Looking for an antidote to all the payer chest-thumping about cancer drug prices? Here's some news to suit pharma, at least when it comes to cancer immunotherapies. One big distinction in health insurance--between medicines patients take at home and those they receive at doctors' offices--should put a crimp in payers' efforts to squeeze out discounts on PD-1 and PD-L1 therapies.
U.S. drug payers have been able to beat back high prices for some COPD and diabetes drugs, much to the chagrin of GlaxoSmithKline and Sanofi. But several new categories promise to break out in a big way, and we are not talking just about hepatitis C drugs.
The American Society of Clinical Oncology promised a rating scale for cancer drugs--and now, it has delivered. Let the blowback begin.
No question, immuno-oncology drugs are the hottest tickets in cancer--and among the hottest across the board. But PD-1/PD-L1 treatments, including Merck & Co.'s Keytruda and Bristol-Myers Squibb's Opdivo, aren't the first to bear big sales expectations. How do immuno-oncology forecasts stack up against other notable drug launches?
Pharma types are getting a wee bit defensive about critics' attacks on cancer drug prices, if response to FiercePharma 's recent coverage is any indication. But the criticism just keeps on coming, even as drugmakers work with payers behind the scenes on mutually acceptable pricing deals.
The buzz about bigger-and-better cancer drug sales abounds at the American Society of Clinical Oncology's annual meeting. But which oncology meds are actually tipped to make major gains between now and the end of the decade?
An Australia government proposal to trim the national drug-coverage budget for innovative drugs by 5%, or U.S.$2.36 billion, has invited a juggernaut of industry opposition already descending on the parliament. The reductions are aimed at the nation's leading drugs, including those for cancer.
A recent analysis by National Institutes of Health researchers found that cancer drug prices aren't exactly linked to drug results. In fact, the study concludes, drugmakers are simply charging "what the market will bear."

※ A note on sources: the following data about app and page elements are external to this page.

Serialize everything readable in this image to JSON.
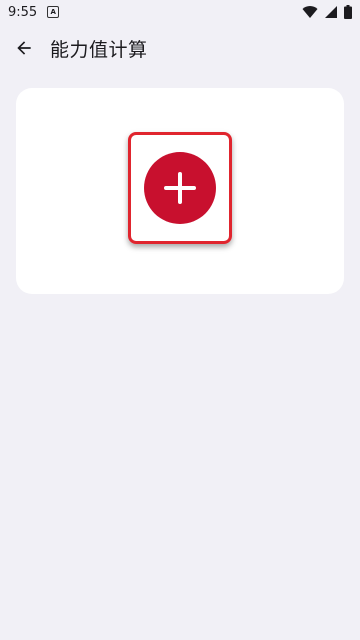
{
  "status_bar": {
    "time": "9:55",
    "notification_icon": "A",
    "icons": [
      "wifi-icon",
      "signal-icon",
      "battery-icon"
    ]
  },
  "header": {
    "back_icon": "arrow-back-icon",
    "title": "能力值计算"
  },
  "card": {
    "add_icon": "add-icon"
  },
  "colors": {
    "background": "#f1f0f6",
    "card": "#ffffff",
    "accent": "#c8102e",
    "highlight_border": "#e0252e"
  }
}
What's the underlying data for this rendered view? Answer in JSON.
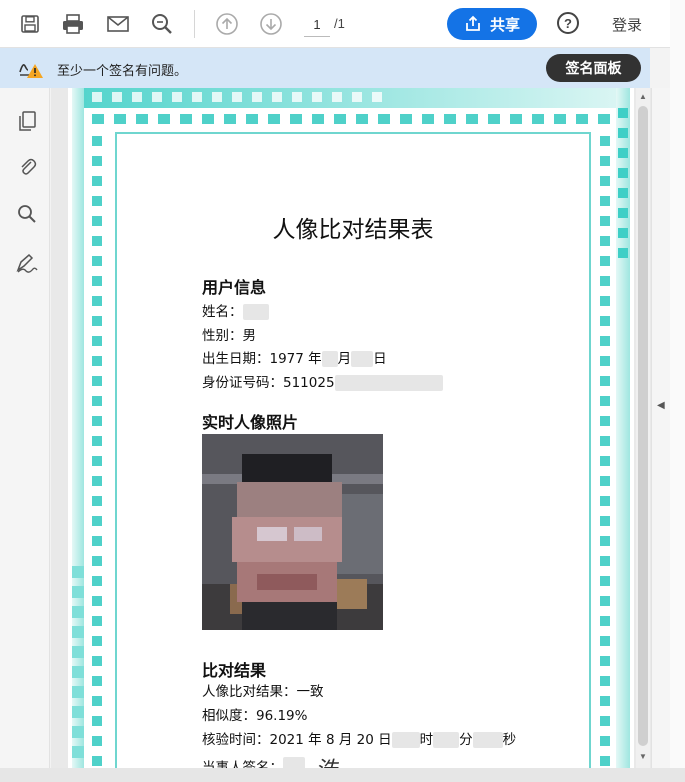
{
  "toolbar": {
    "page_current": "1",
    "page_total": "/1",
    "share_label": "共享",
    "help_label": "?",
    "login_label": "登录"
  },
  "signature_bar": {
    "warning_text": "至少一个签名有问题。",
    "panel_button": "签名面板"
  },
  "document": {
    "title": "人像比对结果表",
    "user_info": {
      "heading": "用户信息",
      "name_label": "姓名：",
      "gender_label": "性别：男",
      "birth_label": "出生日期：1977 年",
      "birth_mid": "月",
      "birth_end": "日",
      "id_label": "身份证号码：511025"
    },
    "photo": {
      "heading": "实时人像照片"
    },
    "result": {
      "heading": "比对结果",
      "match_label": "人像比对结果：一致",
      "similarity_label": "相似度：96.19%",
      "time_label": "核验时间：2021 年 8 月 20 日",
      "time_hour": "时",
      "time_min": "分",
      "time_sec": "秒",
      "signer_label": "当事人签名：",
      "signature_glyph": "浩"
    }
  },
  "colors": {
    "accent": "#1473e6",
    "teal": "#4fd1c9",
    "dark_button": "#323232",
    "warning_bar": "#d5e6f7"
  },
  "icons": [
    "save-icon",
    "print-icon",
    "mail-icon",
    "zoom-search-icon",
    "arrow-up-icon",
    "arrow-down-icon",
    "share-icon",
    "help-icon",
    "signature-warning-icon",
    "pages-icon",
    "attachment-icon",
    "search-icon",
    "fill-sign-icon"
  ]
}
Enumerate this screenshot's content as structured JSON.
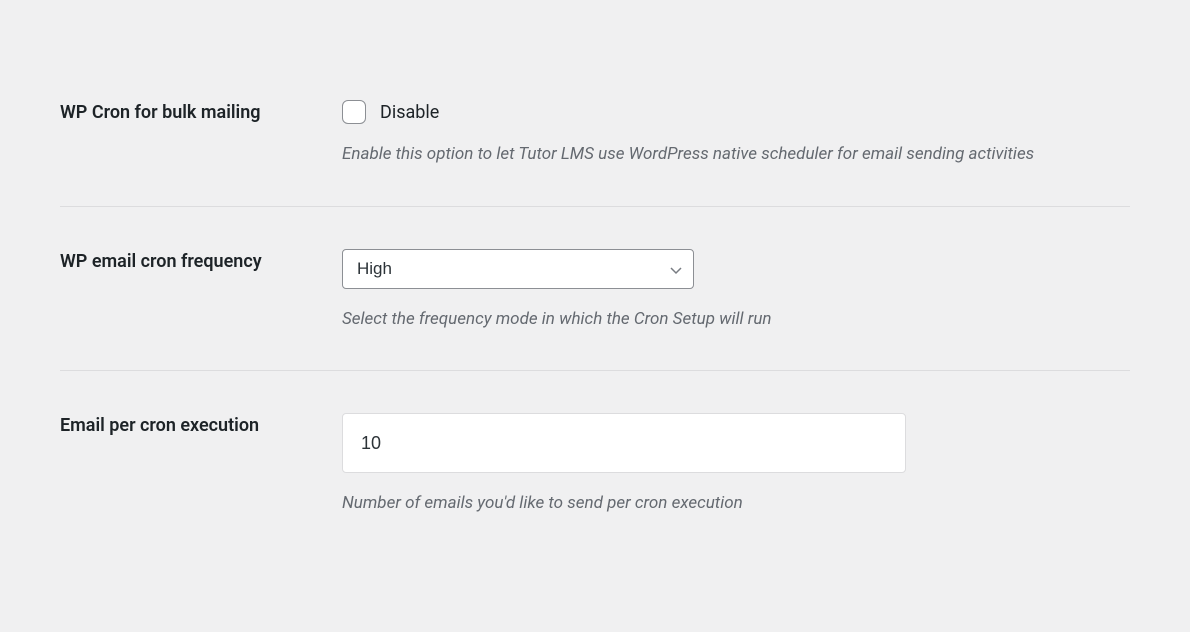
{
  "settings": {
    "wp_cron_bulk_mailing": {
      "label": "WP Cron for bulk mailing",
      "checkbox_label": "Disable",
      "help_text": "Enable this option to let Tutor LMS use WordPress native scheduler for email sending activities"
    },
    "wp_email_cron_frequency": {
      "label": "WP email cron frequency",
      "selected_value": "High",
      "help_text": "Select the frequency mode in which the Cron Setup will run"
    },
    "email_per_cron_execution": {
      "label": "Email per cron execution",
      "value": "10",
      "help_text": "Number of emails you'd like to send per cron execution"
    }
  }
}
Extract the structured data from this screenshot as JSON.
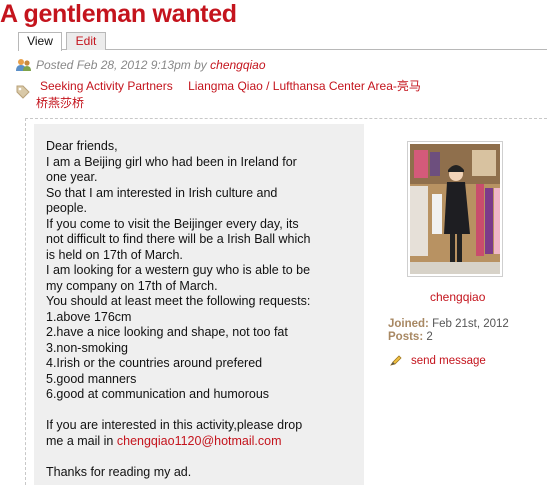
{
  "title": "A gentleman wanted",
  "tabs": {
    "view": "View",
    "edit": "Edit"
  },
  "meta": {
    "posted": "Posted Feb 28, 2012 9:13pm by",
    "author": "chengqiao"
  },
  "tags": {
    "category": "Seeking Activity Partners",
    "location_1": "Liangma Qiao / Lufthansa Center Area-亮马",
    "location_2": "桥燕莎桥"
  },
  "post": {
    "lines": [
      "Dear friends,",
      "I am a Beijing girl who had been in Ireland for",
      "one year.",
      "So that I am interested in Irish culture and",
      "people.",
      "If you come to visit the Beijinger every day, its",
      "not difficult to find there will be a Irish Ball which",
      "is held on 17th of March.",
      "I am looking for a western guy who is able to be",
      "my company on 17th of March.",
      "You should at least meet the following requests:",
      "1.above 176cm",
      "2.have a nice looking and shape, not too fat",
      "3.non-smoking",
      "4.Irish or the countries around prefered",
      "5.good manners",
      "6.good at communication and humorous"
    ],
    "contact_line_1": "If you are interested in this activity,please drop",
    "contact_prefix": "me a mail in",
    "email": "chengqiao1120@hotmail.com",
    "closing": "Thanks for reading my ad."
  },
  "sidebar": {
    "username": "chengqiao",
    "joined_label": "Joined:",
    "joined_value": "Feb 21st, 2012",
    "posts_label": "Posts:",
    "posts_value": "2",
    "send_message": "send message"
  },
  "icons": {
    "user": "user-group-icon",
    "tag": "tag-icon",
    "message": "message-icon"
  },
  "colors": {
    "accent": "#c4141d",
    "meta_label": "#a88863",
    "panel_bg": "#efefef"
  }
}
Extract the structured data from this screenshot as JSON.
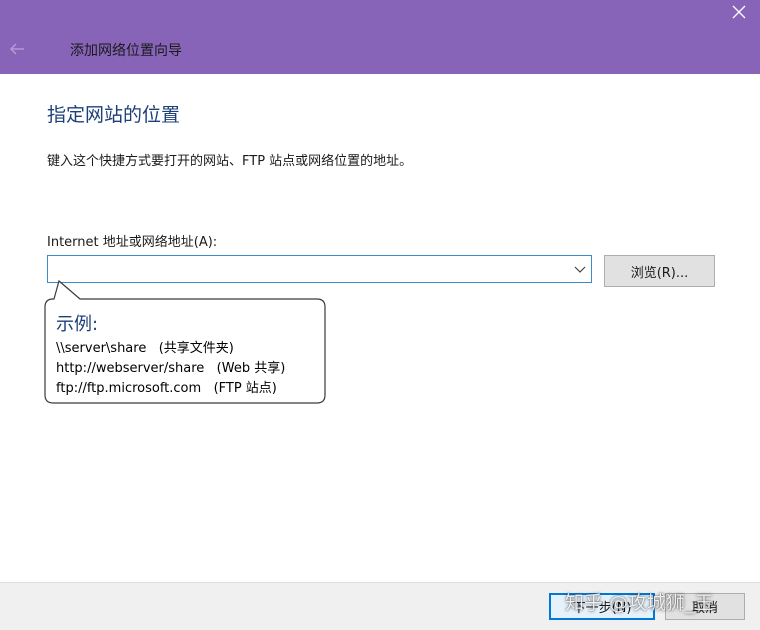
{
  "window": {
    "title": "添加网络位置向导",
    "accent_color": "#8764b8"
  },
  "icons": {
    "back": "back-arrow-icon",
    "close": "close-icon",
    "dropdown": "chevron-down-icon"
  },
  "main": {
    "heading": "指定网站的位置",
    "instruction": "键入这个快捷方式要打开的网站、FTP 站点或网络位置的地址。",
    "address_label": "Internet 地址或网络地址(A):",
    "address_value": "",
    "browse_label": "浏览(R)..."
  },
  "tooltip": {
    "heading": "示例:",
    "examples": [
      "\\\\server\\share   (共享文件夹)",
      "http://webserver/share   (Web 共享)",
      "ftp://ftp.microsoft.com   (FTP 站点)"
    ]
  },
  "footer": {
    "next_label": "下一步(N)",
    "cancel_label": "取消"
  },
  "watermark": "知乎 @攻城狮_王"
}
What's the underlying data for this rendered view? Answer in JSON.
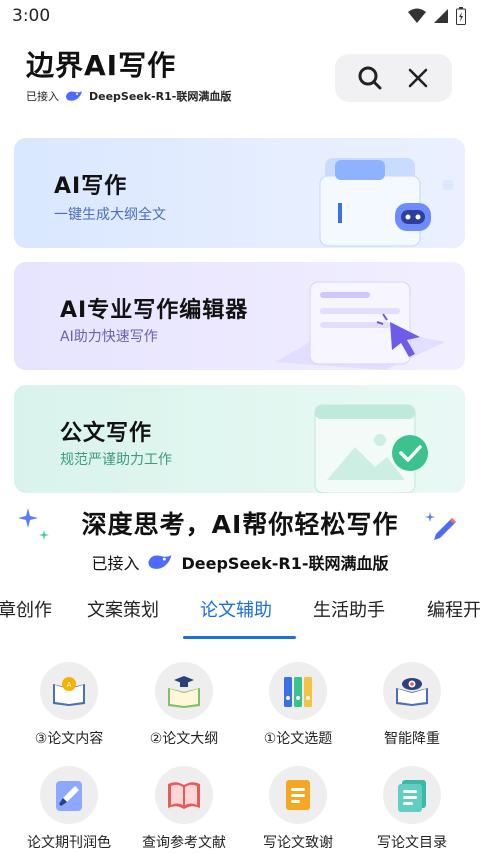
{
  "status": {
    "time": "3:00"
  },
  "header": {
    "title": "边界AI写作",
    "connected_label": "已接入",
    "model_name": "DeepSeek-R1-联网满血版"
  },
  "cards": [
    {
      "title": "AI写作",
      "desc": "一键生成大纲全文"
    },
    {
      "title": "AI专业写作编辑器",
      "desc": "AI助力快速写作"
    },
    {
      "title": "公文写作",
      "desc": "规范严谨助力工作"
    }
  ],
  "banner": {
    "title": "深度思考，AI帮你轻松写作",
    "connected_label": "已接入",
    "model_name": "DeepSeek-R1-联网满血版"
  },
  "tabs": [
    "章创作",
    "文案策划",
    "论文辅助",
    "生活助手",
    "编程开"
  ],
  "active_tab": "论文辅助",
  "tools": [
    {
      "label": "③论文内容",
      "icon": "book-lamp-icon"
    },
    {
      "label": "②论文大纲",
      "icon": "graduation-book-icon"
    },
    {
      "label": "①论文选题",
      "icon": "binders-icon"
    },
    {
      "label": "智能降重",
      "icon": "eye-book-icon"
    },
    {
      "label": "论文期刊润色",
      "icon": "paint-brush-icon"
    },
    {
      "label": "查询参考文献",
      "icon": "open-book-icon"
    },
    {
      "label": "写论文致谢",
      "icon": "document-icon"
    },
    {
      "label": "写论文目录",
      "icon": "list-document-icon"
    }
  ],
  "colors": {
    "accent": "#1a6fe0",
    "deepseek_blue": "#4d6bfe"
  }
}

England's Cancer Drugs Fund is backtracking in its decision to remove certain treatments from its list of covered drugs, agreeing to keep Novartis' cancer med Afinitor for two of the three indications for which it was supposed to be removed.
Now that Valeant has officially nabbed Dendreon's cancer vaccine Provenge, the Canadian drugmaker will have to nurse the treatment to health.